- **WHAT TO DO**
Which lines of the records below contain the word "content"? Copy each of them out.
═════ MATERIAL TO PROCESS ═════
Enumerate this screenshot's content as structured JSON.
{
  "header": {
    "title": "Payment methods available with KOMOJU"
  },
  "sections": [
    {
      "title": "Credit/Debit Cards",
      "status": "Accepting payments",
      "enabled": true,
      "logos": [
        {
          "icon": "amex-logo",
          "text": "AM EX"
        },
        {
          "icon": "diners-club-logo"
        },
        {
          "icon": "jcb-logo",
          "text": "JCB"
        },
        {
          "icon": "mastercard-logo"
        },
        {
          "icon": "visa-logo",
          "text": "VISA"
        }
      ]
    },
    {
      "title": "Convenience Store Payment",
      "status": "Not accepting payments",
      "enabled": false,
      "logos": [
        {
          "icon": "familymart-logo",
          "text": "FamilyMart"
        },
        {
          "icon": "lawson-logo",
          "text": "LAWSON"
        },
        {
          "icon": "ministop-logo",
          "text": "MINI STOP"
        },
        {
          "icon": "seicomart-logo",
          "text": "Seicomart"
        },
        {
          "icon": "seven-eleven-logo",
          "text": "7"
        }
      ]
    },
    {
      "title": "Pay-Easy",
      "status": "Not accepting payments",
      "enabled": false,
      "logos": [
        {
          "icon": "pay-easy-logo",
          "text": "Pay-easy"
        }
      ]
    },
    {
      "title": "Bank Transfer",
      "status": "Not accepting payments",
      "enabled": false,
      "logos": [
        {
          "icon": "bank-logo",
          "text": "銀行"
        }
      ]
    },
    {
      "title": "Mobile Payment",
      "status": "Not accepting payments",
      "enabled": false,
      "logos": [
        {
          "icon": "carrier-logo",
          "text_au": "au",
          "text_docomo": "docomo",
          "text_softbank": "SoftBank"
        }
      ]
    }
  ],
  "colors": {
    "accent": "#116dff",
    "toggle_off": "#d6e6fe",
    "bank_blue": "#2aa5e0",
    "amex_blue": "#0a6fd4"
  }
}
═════
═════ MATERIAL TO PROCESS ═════
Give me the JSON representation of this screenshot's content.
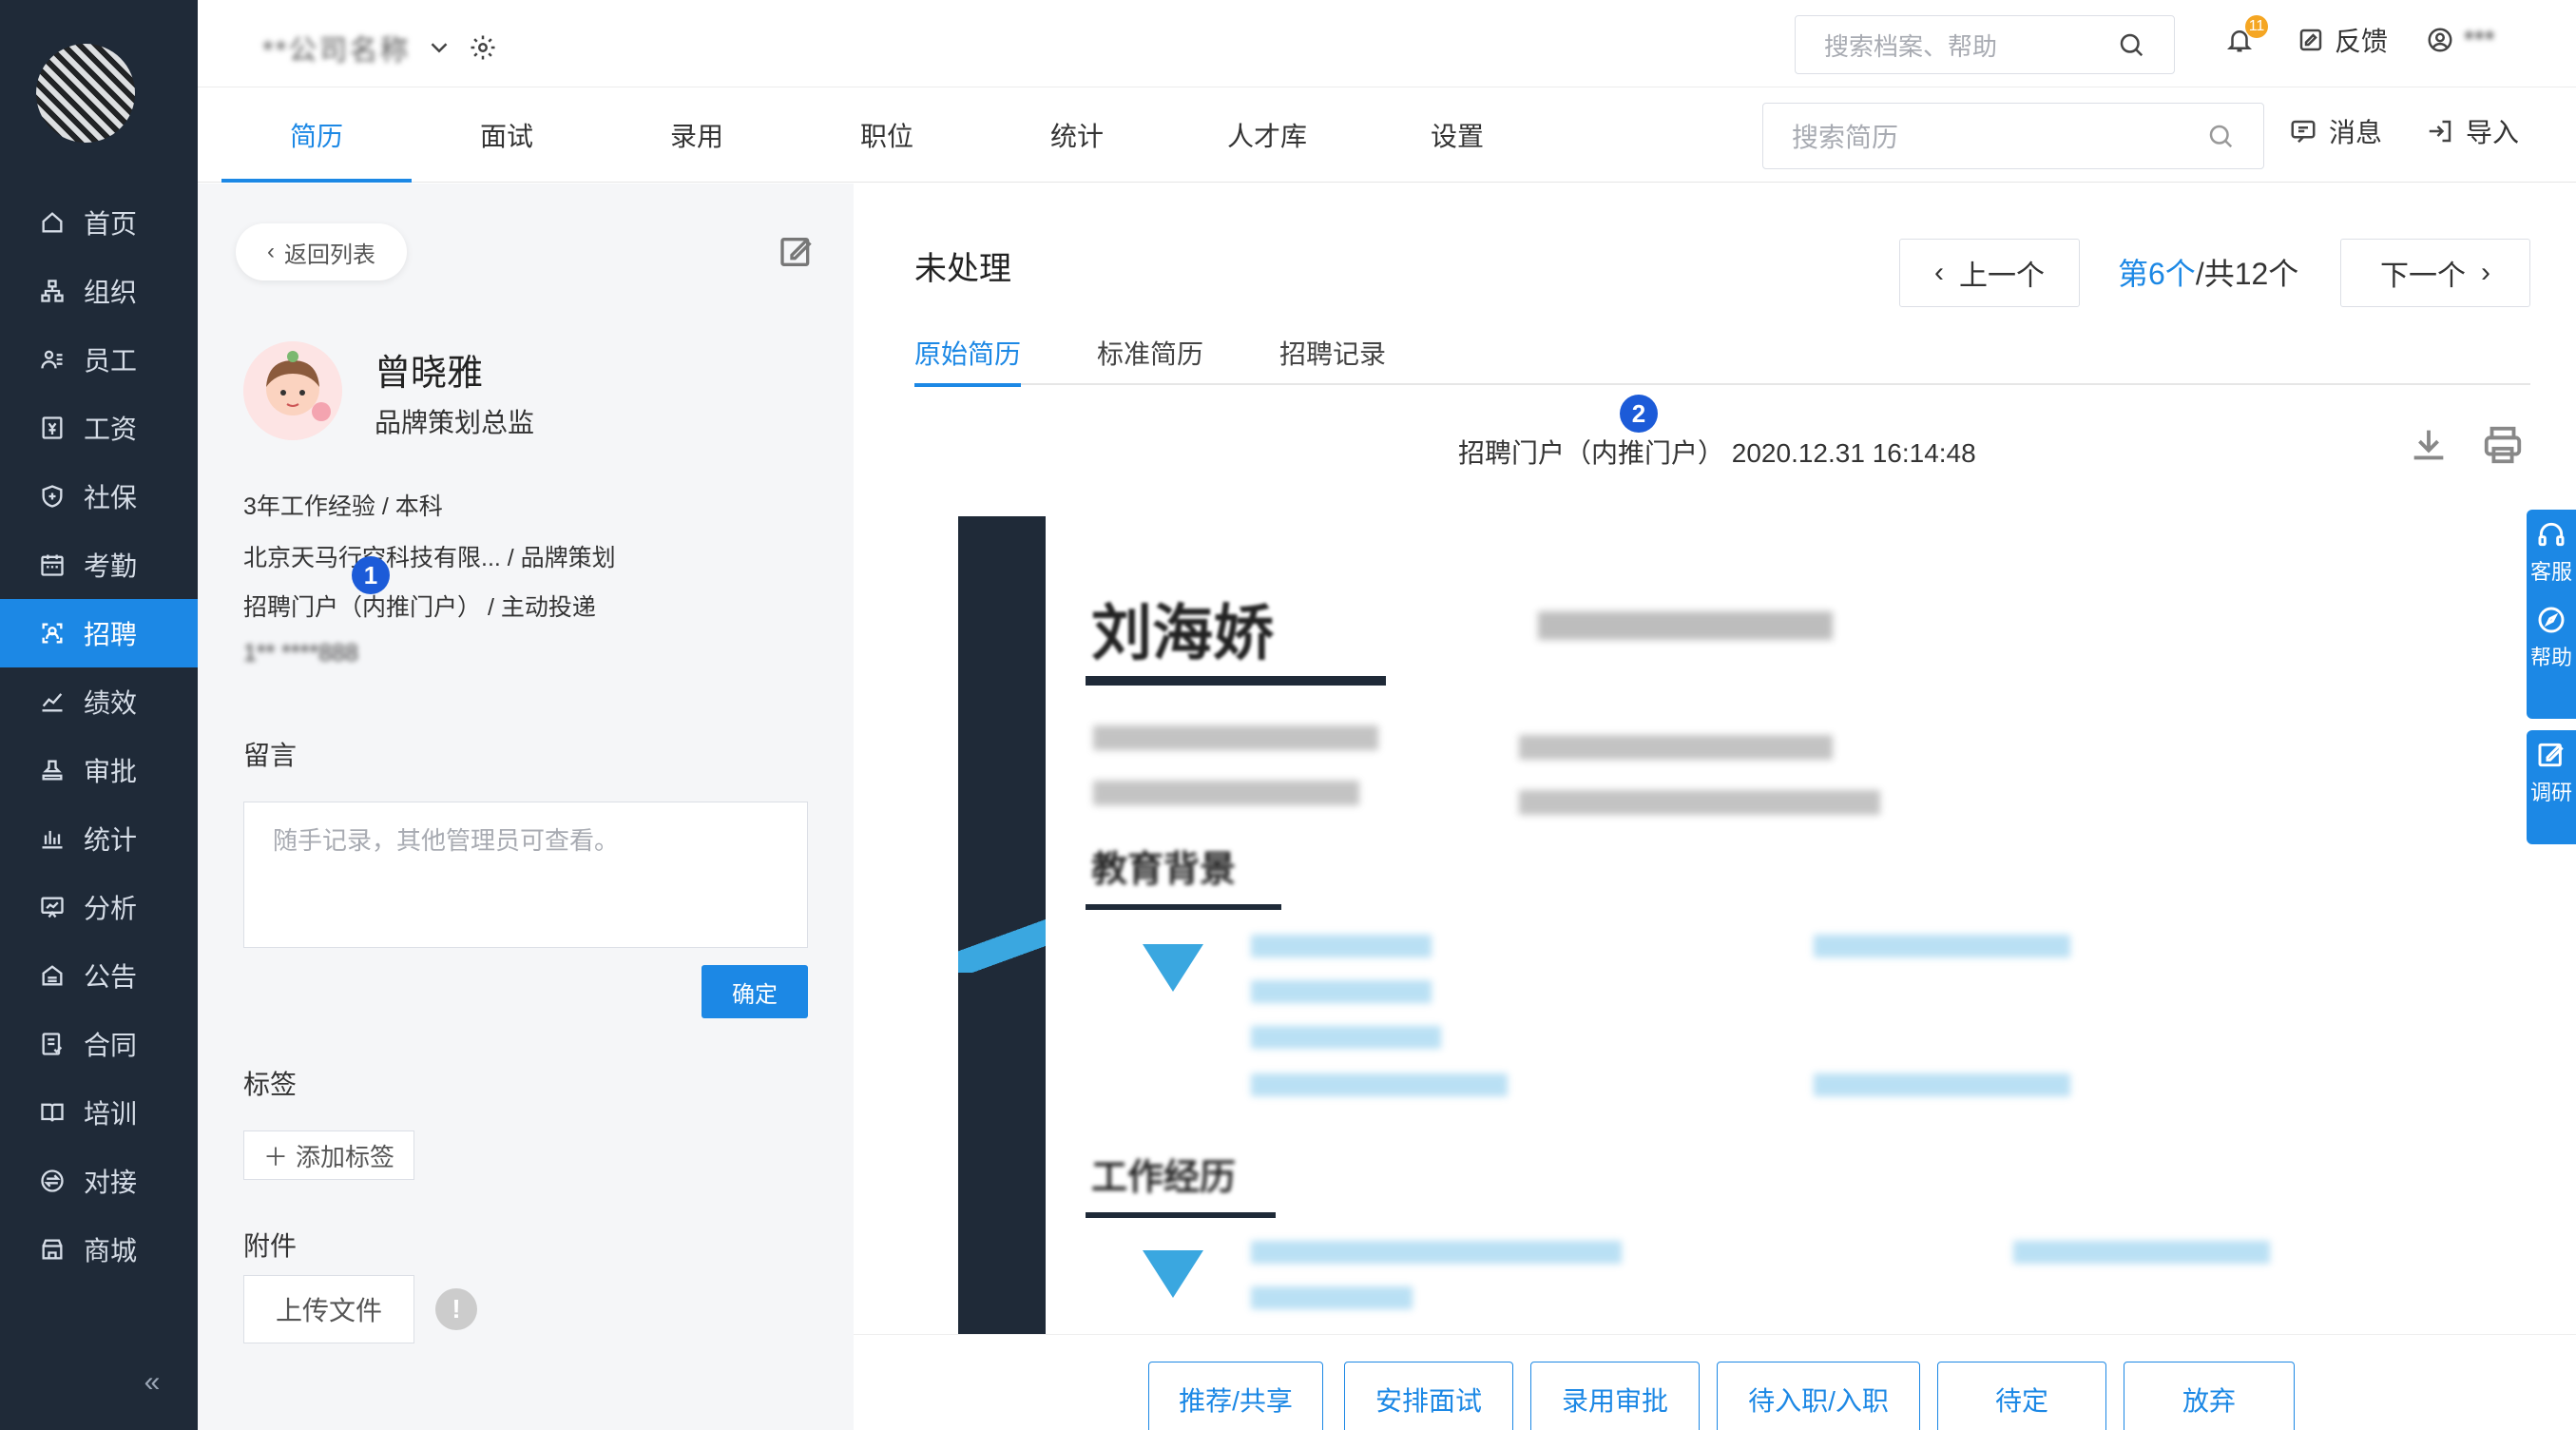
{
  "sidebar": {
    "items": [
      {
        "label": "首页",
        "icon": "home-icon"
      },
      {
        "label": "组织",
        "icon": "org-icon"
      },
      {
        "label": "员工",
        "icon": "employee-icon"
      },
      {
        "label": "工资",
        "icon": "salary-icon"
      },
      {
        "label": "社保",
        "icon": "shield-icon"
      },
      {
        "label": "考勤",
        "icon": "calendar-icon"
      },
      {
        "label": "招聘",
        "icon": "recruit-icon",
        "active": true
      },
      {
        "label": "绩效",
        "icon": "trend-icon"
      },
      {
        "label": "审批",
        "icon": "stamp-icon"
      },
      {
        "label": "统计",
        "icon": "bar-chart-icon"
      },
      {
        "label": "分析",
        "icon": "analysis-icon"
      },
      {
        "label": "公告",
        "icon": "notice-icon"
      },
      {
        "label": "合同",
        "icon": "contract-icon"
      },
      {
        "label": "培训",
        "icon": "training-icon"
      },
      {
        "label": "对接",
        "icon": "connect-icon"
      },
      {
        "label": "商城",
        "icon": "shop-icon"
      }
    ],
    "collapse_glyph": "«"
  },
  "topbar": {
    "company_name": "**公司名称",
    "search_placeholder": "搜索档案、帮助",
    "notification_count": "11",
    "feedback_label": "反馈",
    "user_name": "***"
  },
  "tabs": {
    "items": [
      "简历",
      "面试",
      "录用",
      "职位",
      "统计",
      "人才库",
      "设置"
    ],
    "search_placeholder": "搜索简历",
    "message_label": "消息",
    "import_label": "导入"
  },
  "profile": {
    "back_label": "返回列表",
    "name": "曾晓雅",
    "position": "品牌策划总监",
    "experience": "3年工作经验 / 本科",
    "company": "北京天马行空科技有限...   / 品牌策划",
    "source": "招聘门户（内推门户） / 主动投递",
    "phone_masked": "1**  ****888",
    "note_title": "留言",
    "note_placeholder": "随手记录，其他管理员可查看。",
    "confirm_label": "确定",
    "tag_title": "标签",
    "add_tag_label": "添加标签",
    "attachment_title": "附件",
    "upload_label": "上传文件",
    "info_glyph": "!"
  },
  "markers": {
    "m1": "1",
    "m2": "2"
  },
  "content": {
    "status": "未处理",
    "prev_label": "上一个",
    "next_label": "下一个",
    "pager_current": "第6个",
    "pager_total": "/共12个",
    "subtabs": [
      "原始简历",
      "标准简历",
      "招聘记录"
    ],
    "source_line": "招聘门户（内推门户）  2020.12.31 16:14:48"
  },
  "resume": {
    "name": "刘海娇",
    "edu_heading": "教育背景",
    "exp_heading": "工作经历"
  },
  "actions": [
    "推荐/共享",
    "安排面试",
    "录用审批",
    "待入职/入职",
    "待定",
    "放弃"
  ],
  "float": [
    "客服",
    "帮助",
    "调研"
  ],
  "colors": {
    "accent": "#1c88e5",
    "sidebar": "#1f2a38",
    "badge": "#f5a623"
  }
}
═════
- **ANSWER FOR THIS EXERCISE**
Enumerate this screenshot's content as structured JSON.
Give me the JSON representation of this screenshot's content.
  "content": {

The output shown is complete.